Abstract: This paper develops a novel model to study the role of venture capital (VC) in shaping US wealth inequality and mobility. In our model, households choose entrepreneurship entry and the source of external funds (bank or VC) based on project quality and household wealth. The model has three distinct features: 1) VC offers synergy with entrepreneurs through unobservable effort, while entrepreneurs incentivize VC through a profit-sharing contract. The non-contractible nature of VC effort implies expertise and funding must be combined if VC is involved. 2) VC is chosen endogenously only when project quality is high, making entrepreneurship depend more on project quality compared to wealth. 3) Internal capital of a business is more mobile for entrepreneurs compared to external funding, leading to a lower internal capital cost than external cost. This difference creates a strong saving motive for households, which is particularly relevant for wealthy entrepreneurs. The model can quantitatively match the income distribution and wealth distribution in the United States.

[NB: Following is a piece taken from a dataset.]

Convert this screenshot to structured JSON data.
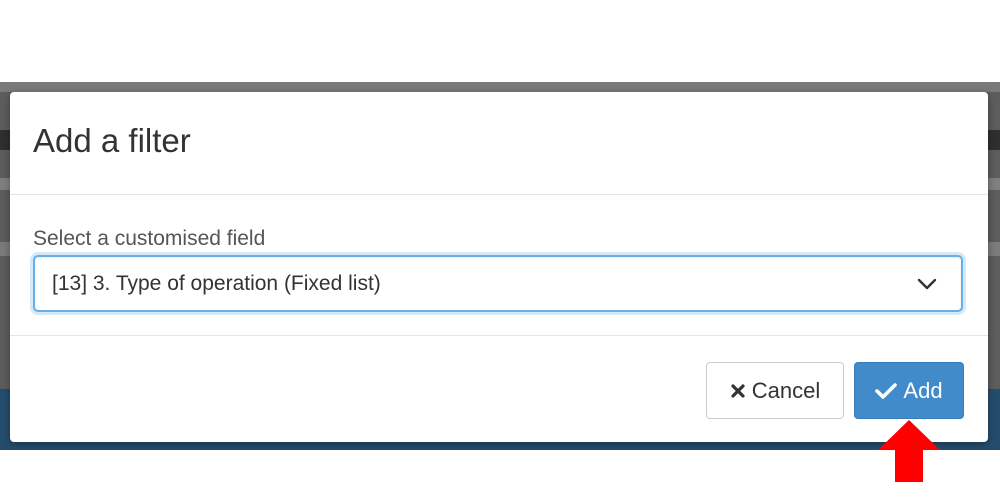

When calibrated to occupational transitions and entrepreneurs? equity shares, the model generates that the VC sector: 1) increases the wealth share of the top 0.1% households by 1 percent points and the wealth share of the top 1% households by 2.1 percent points, 2) increases the probability that the households at the bottom 99% move to the top 1% after a generation by 1.4 percent points.